The Ashwini organization was started in 1990 to fight the social injustice and exploitation the Adivasi (tribal) people were suffering. The Adivasi are traditionally aboriginal hunter-gatherers that live in scattered, small villages throughout the forest. After vast influxes of immigrants (starting with British colonization) and legislation banning people from entering the forest, the Adivasi became the lowest members of society and could only work as bonded servants or unskilled laborers.
The Ashwini organization first facilitated the formation of village level sangams to prevent any more of the Adivasi land from being taken away. The Adivasi were taught how to plant permanent cash crops like tea and pepper. More people joined the Ashwini effort and eventually a school and hospital were established. Today, the infant mortality rate has gone from 25% to better than the national average. Illiterate tribal girls were trained and have become nurses in the hospital. The hospital ownership and administration has been given over to the tribals, thus enormously elevating their status in society.
On wednesday, we headed out into the field and visited two villages. The hospital serves ~300 villages in the area. Each village is visited once a month to deliver medications and nutrition supplements for the children. All infants and children are monitored for malnutrition by tracking weight and height. The entire population of tribals have been screened for sickle cell trait. A mental health program is currently being established.
Today we visited the school. It served up to 10th standard until last year, when the law changed. Now it serves children up to 5th standard. It also serves as a bridging center, helping children who dropped out get to a level that would allow re-entry into regular school.
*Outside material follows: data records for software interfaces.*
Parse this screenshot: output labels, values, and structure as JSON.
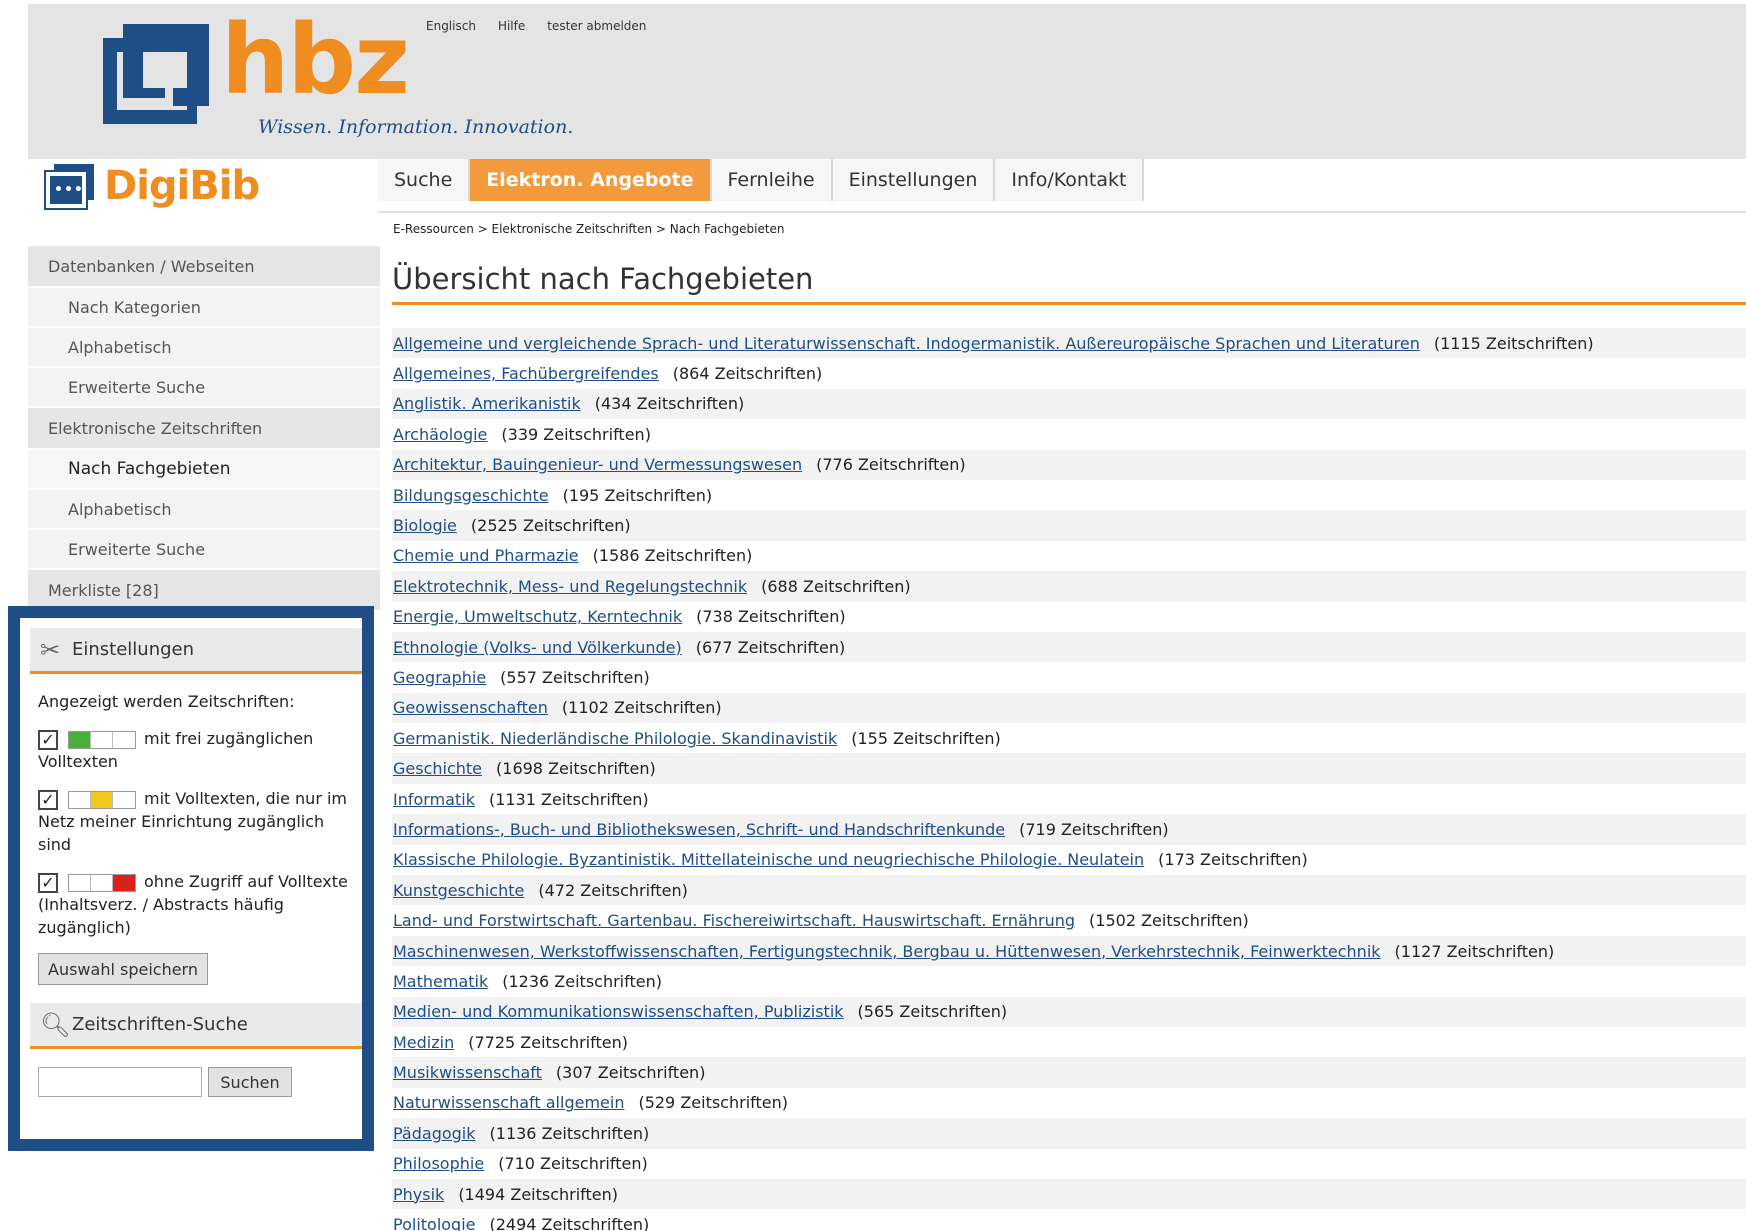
{
  "header": {
    "brand": "hbz",
    "tagline": "Wissen. Information. Innovation.",
    "top_links": [
      "Englisch",
      "Hilfe",
      "tester abmelden"
    ],
    "app_name": "DigiBib"
  },
  "nav": {
    "tabs": [
      {
        "label": "Suche",
        "active": false
      },
      {
        "label": "Elektron. Angebote",
        "active": true
      },
      {
        "label": "Fernleihe",
        "active": false
      },
      {
        "label": "Einstellungen",
        "active": false
      },
      {
        "label": "Info/Kontakt",
        "active": false
      }
    ]
  },
  "breadcrumb": "E-Ressourcen > Elektronische Zeitschriften > Nach Fachgebieten",
  "page_title": "Übersicht nach Fachgebieten",
  "sidebar": {
    "section1": "Datenbanken / Webseiten",
    "section1_items": [
      "Nach Kategorien",
      "Alphabetisch",
      "Erweiterte Suche"
    ],
    "section2": "Elektronische Zeitschriften",
    "section2_items": [
      "Nach Fachgebieten",
      "Alphabetisch",
      "Erweiterte Suche"
    ],
    "merkliste": "Merkliste [28]"
  },
  "settings": {
    "title": "Einstellungen",
    "intro": "Angezeigt werden Zeitschriften:",
    "opt1": "mit frei zugänglichen Volltexten",
    "opt2": "mit Volltexten, die nur im Netz meiner Einrichtung zugänglich sind",
    "opt3": "ohne Zugriff auf Volltexte (Inhaltsverz. / Abstracts häufig zugänglich)",
    "save_label": "Auswahl speichern",
    "search_title": "Zeitschriften-Suche",
    "search_button": "Suchen",
    "colors": {
      "green": "#4caf3c",
      "yellow": "#f2c81e",
      "red": "#d9221c"
    }
  },
  "subjects": [
    {
      "name": "Allgemeine und vergleichende Sprach- und Literaturwissenschaft. Indogermanistik. Außereuropäische Sprachen und Literaturen",
      "count": "(1115 Zeitschriften)"
    },
    {
      "name": "Allgemeines, Fachübergreifendes",
      "count": "(864 Zeitschriften)"
    },
    {
      "name": "Anglistik. Amerikanistik",
      "count": "(434 Zeitschriften)"
    },
    {
      "name": "Archäologie",
      "count": "(339 Zeitschriften)"
    },
    {
      "name": "Architektur, Bauingenieur- und Vermessungswesen",
      "count": "(776 Zeitschriften)"
    },
    {
      "name": "Bildungsgeschichte",
      "count": "(195 Zeitschriften)"
    },
    {
      "name": "Biologie",
      "count": "(2525 Zeitschriften)"
    },
    {
      "name": "Chemie und Pharmazie",
      "count": "(1586 Zeitschriften)"
    },
    {
      "name": "Elektrotechnik, Mess- und Regelungstechnik",
      "count": "(688 Zeitschriften)"
    },
    {
      "name": "Energie, Umweltschutz, Kerntechnik",
      "count": "(738 Zeitschriften)"
    },
    {
      "name": "Ethnologie (Volks- und Völkerkunde)",
      "count": "(677 Zeitschriften)"
    },
    {
      "name": "Geographie",
      "count": "(557 Zeitschriften)"
    },
    {
      "name": "Geowissenschaften",
      "count": "(1102 Zeitschriften)"
    },
    {
      "name": "Germanistik. Niederländische Philologie. Skandinavistik",
      "count": "(155 Zeitschriften)"
    },
    {
      "name": "Geschichte",
      "count": "(1698 Zeitschriften)"
    },
    {
      "name": "Informatik",
      "count": "(1131 Zeitschriften)"
    },
    {
      "name": "Informations-, Buch- und Bibliothekswesen, Schrift- und Handschriftenkunde",
      "count": "(719 Zeitschriften)"
    },
    {
      "name": "Klassische Philologie. Byzantinistik. Mittellateinische und neugriechische Philologie. Neulatein",
      "count": "(173 Zeitschriften)"
    },
    {
      "name": "Kunstgeschichte",
      "count": "(472 Zeitschriften)"
    },
    {
      "name": "Land- und Forstwirtschaft. Gartenbau. Fischereiwirtschaft. Hauswirtschaft. Ernährung",
      "count": "(1502 Zeitschriften)"
    },
    {
      "name": "Maschinenwesen, Werkstoffwissenschaften, Fertigungstechnik, Bergbau u. Hüttenwesen, Verkehrstechnik, Feinwerktechnik",
      "count": "(1127 Zeitschriften)"
    },
    {
      "name": "Mathematik",
      "count": "(1236 Zeitschriften)"
    },
    {
      "name": "Medien- und Kommunikationswissenschaften, Publizistik",
      "count": "(565 Zeitschriften)"
    },
    {
      "name": "Medizin",
      "count": "(7725 Zeitschriften)"
    },
    {
      "name": "Musikwissenschaft",
      "count": "(307 Zeitschriften)"
    },
    {
      "name": "Naturwissenschaft allgemein",
      "count": "(529 Zeitschriften)"
    },
    {
      "name": "Pädagogik",
      "count": "(1136 Zeitschriften)"
    },
    {
      "name": "Philosophie",
      "count": "(710 Zeitschriften)"
    },
    {
      "name": "Physik",
      "count": "(1494 Zeitschriften)"
    },
    {
      "name": "Politologie",
      "count": "(2494 Zeitschriften)"
    }
  ]
}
We topped off the day with a short safari in the Mudumalai tiger reserve and going to the Elephant camp to watch them being fed.